(Collection entries)
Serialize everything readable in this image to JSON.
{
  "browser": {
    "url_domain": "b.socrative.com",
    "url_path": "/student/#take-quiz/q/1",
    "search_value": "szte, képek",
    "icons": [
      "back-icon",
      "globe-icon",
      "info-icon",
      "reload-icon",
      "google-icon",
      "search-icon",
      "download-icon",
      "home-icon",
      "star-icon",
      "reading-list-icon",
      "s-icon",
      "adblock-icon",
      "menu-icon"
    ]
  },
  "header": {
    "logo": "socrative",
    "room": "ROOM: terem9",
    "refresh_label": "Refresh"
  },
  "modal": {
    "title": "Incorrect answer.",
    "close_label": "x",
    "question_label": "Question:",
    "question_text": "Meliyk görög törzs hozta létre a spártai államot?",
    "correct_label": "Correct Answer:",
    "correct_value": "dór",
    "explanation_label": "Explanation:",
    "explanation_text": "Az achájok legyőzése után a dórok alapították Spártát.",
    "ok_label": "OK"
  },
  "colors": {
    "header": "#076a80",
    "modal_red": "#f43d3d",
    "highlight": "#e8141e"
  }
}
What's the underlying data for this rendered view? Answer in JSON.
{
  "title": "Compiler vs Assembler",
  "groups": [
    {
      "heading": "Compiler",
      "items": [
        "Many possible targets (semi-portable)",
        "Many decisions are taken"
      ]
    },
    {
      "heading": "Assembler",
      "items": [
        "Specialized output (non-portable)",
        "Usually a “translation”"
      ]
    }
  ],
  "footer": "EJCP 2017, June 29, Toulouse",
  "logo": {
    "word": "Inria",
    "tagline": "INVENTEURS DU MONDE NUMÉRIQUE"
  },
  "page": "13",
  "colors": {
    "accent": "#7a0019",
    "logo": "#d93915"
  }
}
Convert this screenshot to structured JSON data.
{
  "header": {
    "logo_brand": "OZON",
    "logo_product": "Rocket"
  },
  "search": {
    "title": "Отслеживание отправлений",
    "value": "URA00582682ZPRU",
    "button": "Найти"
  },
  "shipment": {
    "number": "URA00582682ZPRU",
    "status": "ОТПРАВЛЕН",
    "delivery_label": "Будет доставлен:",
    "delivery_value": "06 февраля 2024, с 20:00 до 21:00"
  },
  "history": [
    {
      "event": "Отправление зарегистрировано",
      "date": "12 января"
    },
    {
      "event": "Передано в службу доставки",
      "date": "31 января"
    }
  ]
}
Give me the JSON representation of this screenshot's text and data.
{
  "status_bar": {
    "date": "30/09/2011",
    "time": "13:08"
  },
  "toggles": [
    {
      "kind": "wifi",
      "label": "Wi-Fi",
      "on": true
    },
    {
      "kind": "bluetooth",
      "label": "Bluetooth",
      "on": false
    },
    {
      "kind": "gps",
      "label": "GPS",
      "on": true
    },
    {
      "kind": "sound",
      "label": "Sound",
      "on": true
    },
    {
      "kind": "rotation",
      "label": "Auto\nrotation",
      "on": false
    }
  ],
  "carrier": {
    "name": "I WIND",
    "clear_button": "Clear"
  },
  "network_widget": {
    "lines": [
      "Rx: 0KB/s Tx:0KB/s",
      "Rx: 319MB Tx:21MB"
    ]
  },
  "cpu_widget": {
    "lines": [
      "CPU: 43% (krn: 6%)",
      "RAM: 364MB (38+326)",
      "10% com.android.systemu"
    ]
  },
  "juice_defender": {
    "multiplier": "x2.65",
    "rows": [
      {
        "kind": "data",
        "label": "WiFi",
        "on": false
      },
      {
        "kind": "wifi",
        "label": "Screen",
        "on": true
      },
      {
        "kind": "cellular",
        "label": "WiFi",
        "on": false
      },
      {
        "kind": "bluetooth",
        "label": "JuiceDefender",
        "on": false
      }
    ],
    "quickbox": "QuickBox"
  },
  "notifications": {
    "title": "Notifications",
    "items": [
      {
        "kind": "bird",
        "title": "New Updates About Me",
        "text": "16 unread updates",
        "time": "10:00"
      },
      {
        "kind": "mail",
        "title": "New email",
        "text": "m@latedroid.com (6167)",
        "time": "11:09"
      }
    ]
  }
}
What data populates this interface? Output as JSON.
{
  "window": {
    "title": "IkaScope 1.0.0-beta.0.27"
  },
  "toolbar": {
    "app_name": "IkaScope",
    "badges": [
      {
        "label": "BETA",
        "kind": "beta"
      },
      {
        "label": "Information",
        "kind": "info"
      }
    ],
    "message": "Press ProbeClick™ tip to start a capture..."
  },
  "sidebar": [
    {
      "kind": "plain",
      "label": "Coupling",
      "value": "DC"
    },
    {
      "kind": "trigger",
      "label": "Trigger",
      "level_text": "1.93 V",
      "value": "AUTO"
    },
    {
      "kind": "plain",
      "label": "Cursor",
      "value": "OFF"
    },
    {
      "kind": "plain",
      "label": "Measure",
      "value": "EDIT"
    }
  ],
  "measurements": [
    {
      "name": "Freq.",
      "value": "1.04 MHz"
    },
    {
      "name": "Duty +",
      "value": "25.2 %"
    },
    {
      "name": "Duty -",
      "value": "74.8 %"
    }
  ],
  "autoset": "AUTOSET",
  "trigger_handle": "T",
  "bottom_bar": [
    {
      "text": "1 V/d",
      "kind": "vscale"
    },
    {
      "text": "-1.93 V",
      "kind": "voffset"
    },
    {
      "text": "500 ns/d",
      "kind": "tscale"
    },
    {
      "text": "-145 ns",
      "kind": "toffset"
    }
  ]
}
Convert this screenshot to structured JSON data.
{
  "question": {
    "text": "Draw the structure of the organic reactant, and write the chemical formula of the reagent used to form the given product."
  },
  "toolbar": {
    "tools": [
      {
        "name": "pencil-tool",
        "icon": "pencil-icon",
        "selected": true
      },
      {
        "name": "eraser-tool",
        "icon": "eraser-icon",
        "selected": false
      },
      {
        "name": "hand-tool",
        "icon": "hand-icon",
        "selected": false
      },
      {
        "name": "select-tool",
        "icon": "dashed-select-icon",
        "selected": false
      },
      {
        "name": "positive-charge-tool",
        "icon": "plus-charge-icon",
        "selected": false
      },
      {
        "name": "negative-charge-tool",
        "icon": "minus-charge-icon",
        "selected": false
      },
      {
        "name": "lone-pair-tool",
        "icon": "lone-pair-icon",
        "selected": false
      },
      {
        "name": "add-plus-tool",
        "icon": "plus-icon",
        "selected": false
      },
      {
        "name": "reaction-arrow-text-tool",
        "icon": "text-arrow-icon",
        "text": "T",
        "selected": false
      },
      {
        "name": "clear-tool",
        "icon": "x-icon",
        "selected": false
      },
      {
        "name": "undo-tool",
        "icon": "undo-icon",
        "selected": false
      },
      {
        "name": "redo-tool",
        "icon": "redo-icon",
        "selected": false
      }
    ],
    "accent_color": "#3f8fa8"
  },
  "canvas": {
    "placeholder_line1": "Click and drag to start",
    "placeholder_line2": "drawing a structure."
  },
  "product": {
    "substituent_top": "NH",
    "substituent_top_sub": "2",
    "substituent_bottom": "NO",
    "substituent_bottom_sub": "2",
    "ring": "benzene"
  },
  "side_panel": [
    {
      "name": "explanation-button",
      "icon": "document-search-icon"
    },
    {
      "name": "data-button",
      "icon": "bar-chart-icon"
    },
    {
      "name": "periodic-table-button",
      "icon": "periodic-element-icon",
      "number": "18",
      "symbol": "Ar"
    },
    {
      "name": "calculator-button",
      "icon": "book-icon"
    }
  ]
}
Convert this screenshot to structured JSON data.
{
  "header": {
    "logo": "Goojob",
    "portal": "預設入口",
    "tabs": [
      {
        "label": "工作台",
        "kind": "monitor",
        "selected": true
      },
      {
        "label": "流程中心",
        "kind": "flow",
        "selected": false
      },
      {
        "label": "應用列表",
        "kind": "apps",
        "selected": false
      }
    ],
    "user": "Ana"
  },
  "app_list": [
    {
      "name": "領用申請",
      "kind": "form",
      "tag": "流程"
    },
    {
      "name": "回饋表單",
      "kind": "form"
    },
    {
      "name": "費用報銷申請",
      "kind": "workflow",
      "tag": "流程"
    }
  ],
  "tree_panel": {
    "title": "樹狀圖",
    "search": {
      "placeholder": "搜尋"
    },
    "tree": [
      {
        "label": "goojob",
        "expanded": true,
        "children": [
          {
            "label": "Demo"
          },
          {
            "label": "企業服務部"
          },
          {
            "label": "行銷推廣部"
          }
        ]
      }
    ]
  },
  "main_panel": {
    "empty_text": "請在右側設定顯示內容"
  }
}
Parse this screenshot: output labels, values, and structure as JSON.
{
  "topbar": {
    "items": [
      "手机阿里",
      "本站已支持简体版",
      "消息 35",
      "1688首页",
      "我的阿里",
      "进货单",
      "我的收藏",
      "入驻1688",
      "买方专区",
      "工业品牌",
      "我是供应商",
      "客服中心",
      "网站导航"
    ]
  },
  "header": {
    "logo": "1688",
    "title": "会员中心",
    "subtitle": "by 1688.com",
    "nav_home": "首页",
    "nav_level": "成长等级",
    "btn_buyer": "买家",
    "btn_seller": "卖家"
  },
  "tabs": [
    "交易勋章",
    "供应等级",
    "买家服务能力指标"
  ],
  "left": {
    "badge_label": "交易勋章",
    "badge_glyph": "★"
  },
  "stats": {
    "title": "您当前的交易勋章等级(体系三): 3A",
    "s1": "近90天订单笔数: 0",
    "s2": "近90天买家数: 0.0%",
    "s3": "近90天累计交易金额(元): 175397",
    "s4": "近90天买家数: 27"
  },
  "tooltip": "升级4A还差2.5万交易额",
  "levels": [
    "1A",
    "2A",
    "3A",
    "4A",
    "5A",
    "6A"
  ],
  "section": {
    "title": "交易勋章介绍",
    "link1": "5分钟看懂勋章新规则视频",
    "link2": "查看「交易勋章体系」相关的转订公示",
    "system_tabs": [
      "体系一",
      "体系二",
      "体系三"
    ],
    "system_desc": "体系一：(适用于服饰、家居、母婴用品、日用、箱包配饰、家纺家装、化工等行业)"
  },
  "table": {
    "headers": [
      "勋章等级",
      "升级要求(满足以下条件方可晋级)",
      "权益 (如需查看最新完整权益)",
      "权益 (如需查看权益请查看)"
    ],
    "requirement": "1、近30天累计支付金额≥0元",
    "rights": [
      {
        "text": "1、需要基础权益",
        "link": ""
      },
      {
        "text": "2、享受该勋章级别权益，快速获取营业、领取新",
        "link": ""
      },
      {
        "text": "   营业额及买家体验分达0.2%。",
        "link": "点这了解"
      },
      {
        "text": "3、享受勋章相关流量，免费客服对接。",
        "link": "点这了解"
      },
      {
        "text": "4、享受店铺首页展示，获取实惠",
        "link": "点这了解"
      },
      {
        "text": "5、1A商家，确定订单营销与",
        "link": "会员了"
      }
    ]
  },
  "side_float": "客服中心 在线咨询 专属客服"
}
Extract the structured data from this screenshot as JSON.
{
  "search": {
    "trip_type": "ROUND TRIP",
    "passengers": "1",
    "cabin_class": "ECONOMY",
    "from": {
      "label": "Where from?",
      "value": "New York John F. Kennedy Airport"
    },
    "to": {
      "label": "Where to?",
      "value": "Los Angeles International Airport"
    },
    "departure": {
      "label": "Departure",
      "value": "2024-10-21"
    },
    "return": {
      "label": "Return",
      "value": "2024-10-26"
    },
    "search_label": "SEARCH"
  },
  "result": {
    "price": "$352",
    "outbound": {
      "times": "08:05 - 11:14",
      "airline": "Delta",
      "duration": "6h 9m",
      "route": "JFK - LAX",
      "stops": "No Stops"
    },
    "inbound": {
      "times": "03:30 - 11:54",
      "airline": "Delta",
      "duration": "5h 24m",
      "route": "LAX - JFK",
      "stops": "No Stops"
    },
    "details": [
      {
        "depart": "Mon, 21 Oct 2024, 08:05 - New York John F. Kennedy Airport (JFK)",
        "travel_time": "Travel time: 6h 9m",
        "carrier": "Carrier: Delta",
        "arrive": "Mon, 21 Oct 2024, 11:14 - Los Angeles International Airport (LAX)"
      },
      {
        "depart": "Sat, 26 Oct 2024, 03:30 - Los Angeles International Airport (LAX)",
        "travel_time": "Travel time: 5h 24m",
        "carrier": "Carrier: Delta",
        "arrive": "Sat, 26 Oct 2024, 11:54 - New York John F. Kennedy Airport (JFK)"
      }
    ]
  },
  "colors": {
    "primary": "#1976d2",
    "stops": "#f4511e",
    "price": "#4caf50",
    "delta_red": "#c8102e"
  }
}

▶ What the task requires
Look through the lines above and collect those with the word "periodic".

▶ Output of the task
      "name": "periodic-table-button",
      "icon": "periodic-element-icon",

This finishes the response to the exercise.